Would you print the records as they stand, down to the last character?

= Beginning of Section =

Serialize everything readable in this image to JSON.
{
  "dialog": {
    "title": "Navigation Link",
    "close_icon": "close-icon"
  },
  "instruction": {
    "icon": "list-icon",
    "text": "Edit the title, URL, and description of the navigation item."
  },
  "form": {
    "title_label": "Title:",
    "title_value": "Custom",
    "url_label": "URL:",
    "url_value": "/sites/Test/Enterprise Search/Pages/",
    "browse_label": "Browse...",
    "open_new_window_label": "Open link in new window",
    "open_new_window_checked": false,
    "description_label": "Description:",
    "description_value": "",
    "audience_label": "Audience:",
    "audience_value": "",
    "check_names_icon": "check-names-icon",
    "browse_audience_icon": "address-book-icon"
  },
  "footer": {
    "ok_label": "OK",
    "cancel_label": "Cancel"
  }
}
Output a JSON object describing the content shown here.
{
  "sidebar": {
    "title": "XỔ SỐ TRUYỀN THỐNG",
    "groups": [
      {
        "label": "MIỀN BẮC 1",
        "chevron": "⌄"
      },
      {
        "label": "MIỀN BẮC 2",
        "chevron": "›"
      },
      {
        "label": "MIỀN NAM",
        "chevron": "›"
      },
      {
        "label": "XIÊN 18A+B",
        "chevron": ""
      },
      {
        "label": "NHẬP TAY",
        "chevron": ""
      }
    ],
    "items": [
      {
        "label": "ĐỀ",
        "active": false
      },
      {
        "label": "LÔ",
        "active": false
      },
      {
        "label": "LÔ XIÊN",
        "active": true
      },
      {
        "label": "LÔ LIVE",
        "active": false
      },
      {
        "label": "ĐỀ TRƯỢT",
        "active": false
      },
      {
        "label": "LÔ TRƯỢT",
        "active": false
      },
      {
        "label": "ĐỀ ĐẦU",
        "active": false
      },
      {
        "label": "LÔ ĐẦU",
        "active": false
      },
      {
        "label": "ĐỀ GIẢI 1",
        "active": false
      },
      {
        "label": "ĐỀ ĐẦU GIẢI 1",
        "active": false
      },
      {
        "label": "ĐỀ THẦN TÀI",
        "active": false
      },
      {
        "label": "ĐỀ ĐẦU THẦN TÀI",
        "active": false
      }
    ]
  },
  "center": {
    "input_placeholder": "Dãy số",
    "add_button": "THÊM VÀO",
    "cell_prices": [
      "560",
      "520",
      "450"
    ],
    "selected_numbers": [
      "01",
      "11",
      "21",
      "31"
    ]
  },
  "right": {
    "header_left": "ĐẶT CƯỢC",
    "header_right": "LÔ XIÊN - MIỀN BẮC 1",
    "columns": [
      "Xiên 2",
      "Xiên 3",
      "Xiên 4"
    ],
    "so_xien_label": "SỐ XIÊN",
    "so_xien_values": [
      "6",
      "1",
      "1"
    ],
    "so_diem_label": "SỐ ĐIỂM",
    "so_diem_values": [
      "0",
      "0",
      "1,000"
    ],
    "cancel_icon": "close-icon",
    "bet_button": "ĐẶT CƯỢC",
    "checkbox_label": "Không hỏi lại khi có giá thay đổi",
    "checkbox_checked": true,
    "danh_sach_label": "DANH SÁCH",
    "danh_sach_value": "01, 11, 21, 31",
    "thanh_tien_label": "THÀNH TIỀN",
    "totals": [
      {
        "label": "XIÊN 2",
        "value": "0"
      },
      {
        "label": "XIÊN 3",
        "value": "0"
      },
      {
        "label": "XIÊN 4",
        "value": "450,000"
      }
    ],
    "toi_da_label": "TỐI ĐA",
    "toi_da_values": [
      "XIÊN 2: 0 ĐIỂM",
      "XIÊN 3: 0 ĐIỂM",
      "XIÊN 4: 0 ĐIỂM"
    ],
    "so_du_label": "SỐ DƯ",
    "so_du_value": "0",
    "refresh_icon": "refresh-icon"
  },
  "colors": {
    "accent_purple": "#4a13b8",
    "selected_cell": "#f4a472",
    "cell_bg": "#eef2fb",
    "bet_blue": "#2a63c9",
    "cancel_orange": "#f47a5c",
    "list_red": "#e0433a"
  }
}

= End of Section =

> [Answer space]
Serialize everything readable in this image to JSON.
{
  "dialog": {
    "title": "Navigation Link",
    "close_icon": "close-icon"
  },
  "instruction": {
    "icon": "list-icon",
    "text": "Edit the title, URL, and description of the navigation item."
  },
  "form": {
    "title_label": "Title:",
    "title_value": "Custom",
    "url_label": "URL:",
    "url_value": "/sites/Test/Enterprise Search/Pages/",
    "browse_label": "Browse...",
    "open_new_window_label": "Open link in new window",
    "open_new_window_checked": false,
    "description_label": "Description:",
    "description_value": "",
    "audience_label": "Audience:",
    "audience_value": "",
    "check_names_icon": "check-names-icon",
    "browse_audience_icon": "address-book-icon"
  },
  "footer": {
    "ok_label": "OK",
    "cancel_label": "Cancel"
  }
}
Output a JSON object describing the content shown here.
{
  "sidebar": {
    "title": "XỔ SỐ TRUYỀN THỐNG",
    "groups": [
      {
        "label": "MIỀN BẮC 1",
        "chevron": "⌄"
      },
      {
        "label": "MIỀN BẮC 2",
        "chevron": "›"
      },
      {
        "label": "MIỀN NAM",
        "chevron": "›"
      },
      {
        "label": "XIÊN 18A+B",
        "chevron": ""
      },
      {
        "label": "NHẬP TAY",
        "chevron": ""
      }
    ],
    "items": [
      {
        "label": "ĐỀ",
        "active": false
      },
      {
        "label": "LÔ",
        "active": false
      },
      {
        "label": "LÔ XIÊN",
        "active": true
      },
      {
        "label": "LÔ LIVE",
        "active": false
      },
      {
        "label": "ĐỀ TRƯỢT",
        "active": false
      },
      {
        "label": "LÔ TRƯỢT",
        "active": false
      },
      {
        "label": "ĐỀ ĐẦU",
        "active": false
      },
      {
        "label": "LÔ ĐẦU",
        "active": false
      },
      {
        "label": "ĐỀ GIẢI 1",
        "active": false
      },
      {
        "label": "ĐỀ ĐẦU GIẢI 1",
        "active": false
      },
      {
        "label": "ĐỀ THẦN TÀI",
        "active": false
      },
      {
        "label": "ĐỀ ĐẦU THẦN TÀI",
        "active": false
      }
    ]
  },
  "center": {
    "input_placeholder": "Dãy số",
    "add_button": "THÊM VÀO",
    "cell_prices": [
      "560",
      "520",
      "450"
    ],
    "selected_numbers": [
      "01",
      "11",
      "21",
      "31"
    ]
  },
  "right": {
    "header_left": "ĐẶT CƯỢC",
    "header_right": "LÔ XIÊN - MIỀN BẮC 1",
    "columns": [
      "Xiên 2",
      "Xiên 3",
      "Xiên 4"
    ],
    "so_xien_label": "SỐ XIÊN",
    "so_xien_values": [
      "6",
      "1",
      "1"
    ],
    "so_diem_label": "SỐ ĐIỂM",
    "so_diem_values": [
      "0",
      "0",
      "1,000"
    ],
    "cancel_icon": "close-icon",
    "bet_button": "ĐẶT CƯỢC",
    "checkbox_label": "Không hỏi lại khi có giá thay đổi",
    "checkbox_checked": true,
    "danh_sach_label": "DANH SÁCH",
    "danh_sach_value": "01, 11, 21, 31",
    "thanh_tien_label": "THÀNH TIỀN",
    "totals": [
      {
        "label": "XIÊN 2",
        "value": "0"
      },
      {
        "label": "XIÊN 3",
        "value": "0"
      },
      {
        "label": "XIÊN 4",
        "value": "450,000"
      }
    ],
    "toi_da_label": "TỐI ĐA",
    "toi_da_values": [
      "XIÊN 2: 0 ĐIỂM",
      "XIÊN 3: 0 ĐIỂM",
      "XIÊN 4: 0 ĐIỂM"
    ],
    "so_du_label": "SỐ DƯ",
    "so_du_value": "0",
    "refresh_icon": "refresh-icon"
  },
  "colors": {
    "accent_purple": "#4a13b8",
    "selected_cell": "#f4a472",
    "cell_bg": "#eef2fb",
    "bet_blue": "#2a63c9",
    "cancel_orange": "#f47a5c",
    "list_red": "#e0433a"
  }
}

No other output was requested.